What is required: Once every line in the data below has been checked for "main", give the number of lines that hold it, and only that.

The data:
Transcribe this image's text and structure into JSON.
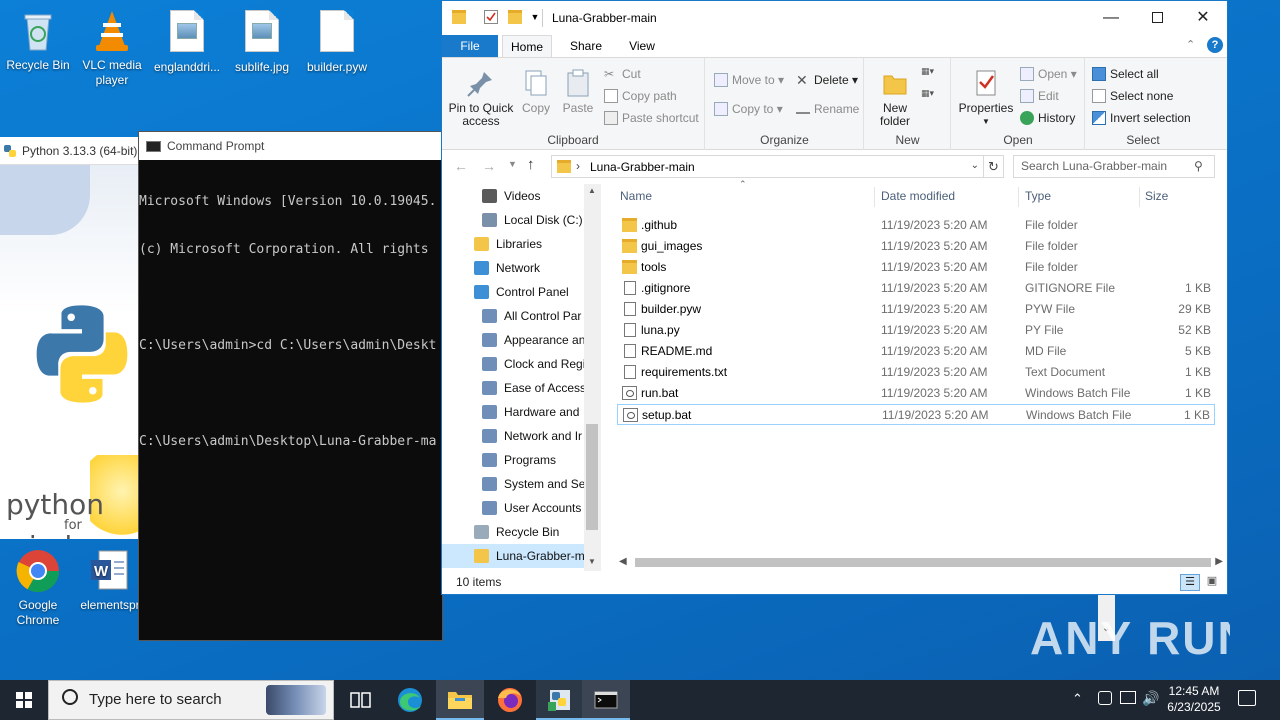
{
  "desktop": {
    "icons": [
      {
        "label": "Recycle Bin",
        "icon": "recycle-bin-icon"
      },
      {
        "label": "VLC media player",
        "icon": "vlc-icon"
      },
      {
        "label": "englanddri...",
        "icon": "image-file-icon"
      },
      {
        "label": "sublife.jpg",
        "icon": "image-file-icon"
      },
      {
        "label": "builder.pyw",
        "icon": "file-icon"
      },
      {
        "label": "Google Chrome",
        "icon": "chrome-icon"
      },
      {
        "label": "elementspr",
        "icon": "word-icon"
      }
    ]
  },
  "python_window": {
    "title": "Python 3.13.3 (64-bit)",
    "splash_text_1": "python",
    "splash_text_2": "for",
    "splash_text_3": "windows"
  },
  "cmd": {
    "title": "Command Prompt",
    "lines": [
      "Microsoft Windows [Version 10.0.19045.",
      "(c) Microsoft Corporation. All rights",
      "",
      "C:\\Users\\admin>cd C:\\Users\\admin\\Deskt",
      "",
      "C:\\Users\\admin\\Desktop\\Luna-Grabber-ma"
    ]
  },
  "explorer": {
    "title": "Luna-Grabber-main",
    "tabs": {
      "file": "File",
      "home": "Home",
      "share": "Share",
      "view": "View"
    },
    "ribbon": {
      "clipboard": {
        "label": "Clipboard",
        "pin": "Pin to Quick access",
        "copy": "Copy",
        "paste": "Paste",
        "cut": "Cut",
        "copy_path": "Copy path",
        "paste_shortcut": "Paste shortcut"
      },
      "organize": {
        "label": "Organize",
        "move_to": "Move to",
        "copy_to": "Copy to",
        "delete": "Delete",
        "rename": "Rename"
      },
      "new": {
        "label": "New",
        "new_folder": "New folder"
      },
      "open": {
        "label": "Open",
        "properties": "Properties",
        "open": "Open",
        "edit": "Edit",
        "history": "History"
      },
      "select": {
        "label": "Select",
        "select_all": "Select all",
        "select_none": "Select none",
        "invert": "Invert selection"
      }
    },
    "address": {
      "path": "Luna-Grabber-main"
    },
    "search": {
      "placeholder": "Search Luna-Grabber-main"
    },
    "nav": [
      {
        "label": "Videos",
        "indent": 2
      },
      {
        "label": "Local Disk (C:)",
        "indent": 2
      },
      {
        "label": "Libraries",
        "indent": 1
      },
      {
        "label": "Network",
        "indent": 1
      },
      {
        "label": "Control Panel",
        "indent": 1
      },
      {
        "label": "All Control Par",
        "indent": 2
      },
      {
        "label": "Appearance an",
        "indent": 2
      },
      {
        "label": "Clock and Regi",
        "indent": 2
      },
      {
        "label": "Ease of Access",
        "indent": 2
      },
      {
        "label": "Hardware and",
        "indent": 2
      },
      {
        "label": "Network and Ir",
        "indent": 2
      },
      {
        "label": "Programs",
        "indent": 2
      },
      {
        "label": "System and Sec",
        "indent": 2
      },
      {
        "label": "User Accounts",
        "indent": 2
      },
      {
        "label": "Recycle Bin",
        "indent": 1
      },
      {
        "label": "Luna-Grabber-m",
        "indent": 1,
        "selected": true
      }
    ],
    "columns": {
      "name": "Name",
      "date": "Date modified",
      "type": "Type",
      "size": "Size"
    },
    "files": [
      {
        "name": ".github",
        "date": "11/19/2023 5:20 AM",
        "type": "File folder",
        "size": "",
        "kind": "folder"
      },
      {
        "name": "gui_images",
        "date": "11/19/2023 5:20 AM",
        "type": "File folder",
        "size": "",
        "kind": "folder"
      },
      {
        "name": "tools",
        "date": "11/19/2023 5:20 AM",
        "type": "File folder",
        "size": "",
        "kind": "folder"
      },
      {
        "name": ".gitignore",
        "date": "11/19/2023 5:20 AM",
        "type": "GITIGNORE File",
        "size": "1 KB",
        "kind": "doc"
      },
      {
        "name": "builder.pyw",
        "date": "11/19/2023 5:20 AM",
        "type": "PYW File",
        "size": "29 KB",
        "kind": "doc"
      },
      {
        "name": "luna.py",
        "date": "11/19/2023 5:20 AM",
        "type": "PY File",
        "size": "52 KB",
        "kind": "doc"
      },
      {
        "name": "README.md",
        "date": "11/19/2023 5:20 AM",
        "type": "MD File",
        "size": "5 KB",
        "kind": "doc"
      },
      {
        "name": "requirements.txt",
        "date": "11/19/2023 5:20 AM",
        "type": "Text Document",
        "size": "1 KB",
        "kind": "doc"
      },
      {
        "name": "run.bat",
        "date": "11/19/2023 5:20 AM",
        "type": "Windows Batch File",
        "size": "1 KB",
        "kind": "bat"
      },
      {
        "name": "setup.bat",
        "date": "11/19/2023 5:20 AM",
        "type": "Windows Batch File",
        "size": "1 KB",
        "kind": "bat",
        "selected": true
      }
    ],
    "status": "10 items"
  },
  "taskbar": {
    "search_placeholder": "Type here to search",
    "time": "12:45 AM",
    "date": "6/23/2025",
    "pinned": [
      "task-view-icon",
      "edge-icon",
      "file-explorer-icon",
      "firefox-icon",
      "python-installer-icon",
      "cmd-icon"
    ]
  },
  "watermark": "ANY RUN",
  "colors": {
    "desktop": "#0c7fd6",
    "accent": "#1979ca",
    "taskbar": "#1d2631"
  }
}
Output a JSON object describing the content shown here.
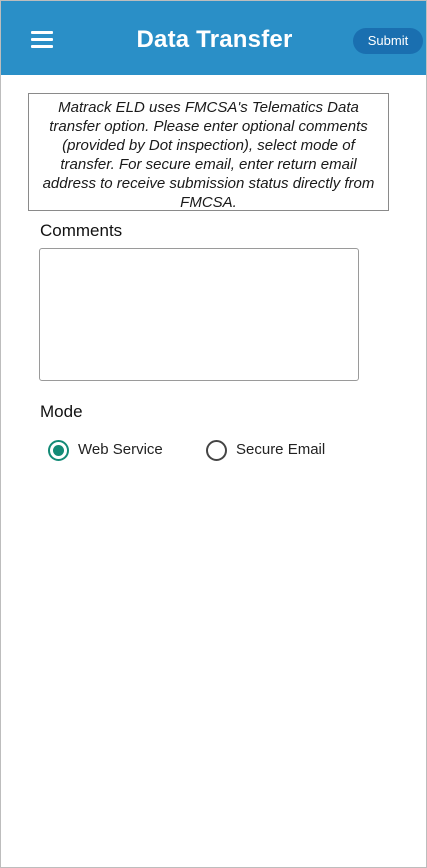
{
  "colors": {
    "app_bar": "#2a8fc7",
    "submit_button": "#1a6fb0",
    "radio_selected": "#138a76"
  },
  "header": {
    "menu_icon": "hamburger-menu-icon",
    "title": "Data Transfer",
    "submit_label": "Submit"
  },
  "info": {
    "text": "Matrack ELD uses FMCSA's Telematics Data transfer option. Please enter optional comments (provided by Dot inspection), select mode of transfer. For secure email, enter return email address to receive submission status directly from FMCSA."
  },
  "comments": {
    "label": "Comments",
    "value": ""
  },
  "mode": {
    "label": "Mode",
    "selected": "Web Service",
    "options": [
      {
        "label": "Web Service"
      },
      {
        "label": "Secure Email"
      }
    ]
  }
}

Answer to this task: 3